Whisky Review: Old Fitzgerald Bottled in Bond Fall 2021 Edition

Editor’s Note: This whiskey was provided to us as a review sample by Heaven Hill. This in no way, per our editorial policies, influenced the final outcome of this review. It should also be noted that by clicking the buy link towards the bottom of this review our site receives a small referral payment which helps to support, but not influence, our editorial and other costs.

From a clerical mistake that changed the original owners name from Heavenhill to Heaven Hill, to a massive fire that decimated 15% of their whiskey stores, Heaven Hill Distillery has a storied history. Surviving prohibition, Heaven Hill distillery thrived and grew over the years with such talents as Parker Beam behind the helm. They have a varied selection of labels including Elijah Craig and Larceny, and they continue to deliver consistent and high-quality whiskeys to the world.

Old Fitzgerald Bottled-In-Bond is released every Spring and Fall as a limited batch. The 2021 Fall Edition, adorned with a black label like previous Fall releases, ticks all the boxes that a bourbon drinker will be looking for. It is aged 11 years and encased in an elegant bottle modeled after a 1950’s style decanter. Originally registered in 1884, the original Old Fitzgerald brand was sold off to “Pappy” Van Winkle during prohibition. When Heaven Hill Distillery changed hands in 1999, it reacquired the Old Fitzgerald label and began distilling and releasing it as a limited Bottled in Bond release.

Heritage whiskeys like these toe the line of tradition and innovation. Their namesakes hearken back to days of yore, but with modern advancements and the ability to distill upwards of 59,000 barrels of whiskey a day, is that legend little more than nostalgia?

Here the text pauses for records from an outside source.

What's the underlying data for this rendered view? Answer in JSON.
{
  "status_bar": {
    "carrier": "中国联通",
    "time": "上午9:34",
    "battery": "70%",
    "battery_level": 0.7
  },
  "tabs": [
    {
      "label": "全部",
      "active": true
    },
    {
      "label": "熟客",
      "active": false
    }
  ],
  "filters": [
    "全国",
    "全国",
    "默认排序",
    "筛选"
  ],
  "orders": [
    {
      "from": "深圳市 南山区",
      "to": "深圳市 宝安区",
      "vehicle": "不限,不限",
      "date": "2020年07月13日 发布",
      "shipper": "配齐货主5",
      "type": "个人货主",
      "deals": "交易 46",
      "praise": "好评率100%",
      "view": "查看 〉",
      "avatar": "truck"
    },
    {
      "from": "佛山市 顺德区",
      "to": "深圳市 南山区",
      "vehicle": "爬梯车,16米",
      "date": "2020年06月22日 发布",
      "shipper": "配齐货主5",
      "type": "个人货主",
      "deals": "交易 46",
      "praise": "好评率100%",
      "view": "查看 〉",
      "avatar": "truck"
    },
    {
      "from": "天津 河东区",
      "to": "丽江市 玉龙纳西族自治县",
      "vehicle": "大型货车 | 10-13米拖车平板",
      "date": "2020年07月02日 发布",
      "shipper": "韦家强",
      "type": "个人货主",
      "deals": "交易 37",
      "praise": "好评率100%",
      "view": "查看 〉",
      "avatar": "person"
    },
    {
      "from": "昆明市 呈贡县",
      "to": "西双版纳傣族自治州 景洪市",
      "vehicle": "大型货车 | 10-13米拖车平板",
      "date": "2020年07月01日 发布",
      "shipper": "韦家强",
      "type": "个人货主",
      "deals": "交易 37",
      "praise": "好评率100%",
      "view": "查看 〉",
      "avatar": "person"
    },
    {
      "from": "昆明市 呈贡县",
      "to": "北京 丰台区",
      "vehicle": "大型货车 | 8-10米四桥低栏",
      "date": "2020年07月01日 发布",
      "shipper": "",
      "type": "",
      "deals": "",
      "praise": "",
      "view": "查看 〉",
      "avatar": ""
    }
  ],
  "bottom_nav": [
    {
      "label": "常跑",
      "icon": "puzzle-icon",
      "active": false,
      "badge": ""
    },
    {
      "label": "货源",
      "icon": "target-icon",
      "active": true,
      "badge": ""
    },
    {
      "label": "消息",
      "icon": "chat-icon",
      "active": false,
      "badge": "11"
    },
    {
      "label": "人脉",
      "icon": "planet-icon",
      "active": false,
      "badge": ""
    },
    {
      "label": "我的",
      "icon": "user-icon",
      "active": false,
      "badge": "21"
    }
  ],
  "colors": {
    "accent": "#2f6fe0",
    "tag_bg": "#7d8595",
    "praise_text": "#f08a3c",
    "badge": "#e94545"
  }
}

Old Fitzgerald Bottled in Bond Fall 2021 Edition review

Old Fitzgerald Bottled-in-Bond Fall 2021 (image via Heaven Hill)

Tasting Notes: Old Fitzgerald Bottled-In-Bond Fall 2021

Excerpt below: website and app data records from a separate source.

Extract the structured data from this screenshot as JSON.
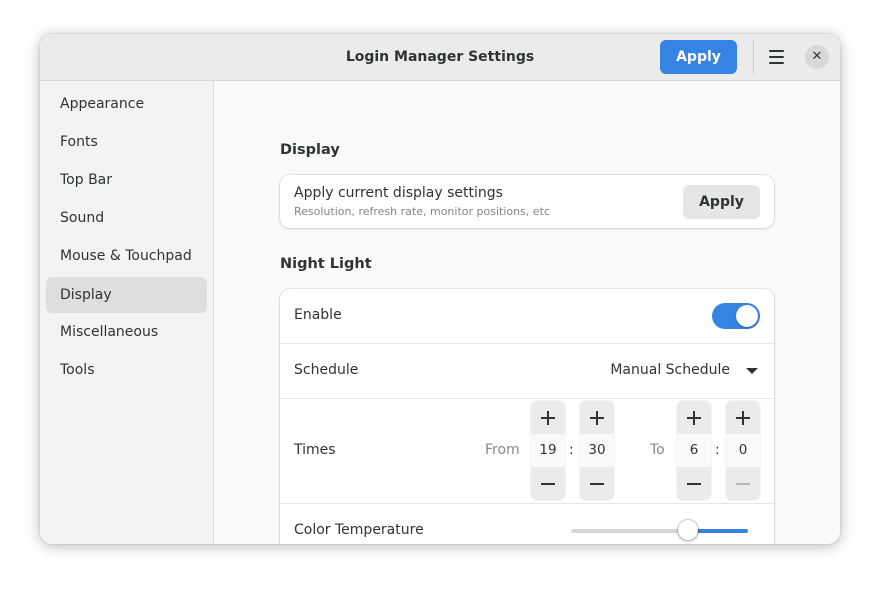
{
  "header": {
    "title": "Login Manager Settings",
    "apply_label": "Apply",
    "menu_icon": "hamburger-menu-icon",
    "close_icon": "close-icon",
    "close_glyph": "✕",
    "accent_color": "#3584e4"
  },
  "sidebar": {
    "items": [
      {
        "label": "Appearance"
      },
      {
        "label": "Fonts"
      },
      {
        "label": "Top Bar"
      },
      {
        "label": "Sound"
      },
      {
        "label": "Mouse & Touchpad"
      },
      {
        "label": "Display",
        "selected": true
      },
      {
        "label": "Miscellaneous"
      },
      {
        "label": "Tools"
      }
    ]
  },
  "display": {
    "section_title": "Display",
    "apply_row": {
      "title": "Apply current display settings",
      "subtitle": "Resolution, refresh rate, monitor positions, etc",
      "button_label": "Apply"
    }
  },
  "night_light": {
    "section_title": "Night Light",
    "enable": {
      "label": "Enable",
      "on": true
    },
    "schedule": {
      "label": "Schedule",
      "value": "Manual Schedule"
    },
    "times": {
      "label": "Times",
      "from_label": "From",
      "to_label": "To",
      "separator": ":",
      "from_hour": "19",
      "from_minute": "30",
      "to_hour": "6",
      "to_minute": "0"
    },
    "color_temperature": {
      "label": "Color Temperature",
      "level_fraction": 0.66
    }
  }
}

Vital Stats: Aged for 11 years and bottled in bond at 100 proof and released in the fall of 2021. The suggested retail price is $110 for a 750 ml bottle.

Appearance: Light shines through the amber coloring. The whiskey falls down the side of the glass in a sheet, with even viscosity.

Nose: The first notes to hit my nose are butterscotch and brown sugar. These are followed close by the spicy flavors of cinnamon and white pepper. It has a hint of citrus, fig, bread and malt to round out the nose.

Palate: When it hits the tongue it has a surprisingly medicinal quality. Heat is present from the front to the back. Sweet notes of brown sugar that verges on salted caramel pop first. It has the bright and spicy character of white pepper and clove, with cinnamon barely coming through. On the back of the palate, it leans into flavors like leather, vanilla, and oak. Its sweet character is a bit like cough medicine, which is especially present in its aftertaste. The heat is a bit distracting but not unexpected for the 100-proof bottling. It’s not as smooth as I would expect from an 11-year-old whiskey.

The Takeaway


For my tastes, this bourbon, although ticking many of the mid- to upper-mid level whiskey boxes, does not deliver past the nostalgic notes of its name. it is a decent sipper and over ice delivers a traditional bourbon experience, but for the price point, it does not warrant the cash outlay for me personally.

User Review
3.67 (3 votes)


John Dover

As the creator and writer of “Johnny Scotch”, John Dover has built his Jazz Noir world from the music he is immersed in on a daily basis and from his travels across the US as a professional musician. John continues to build the “Johnny Scotch” library through short stories, and...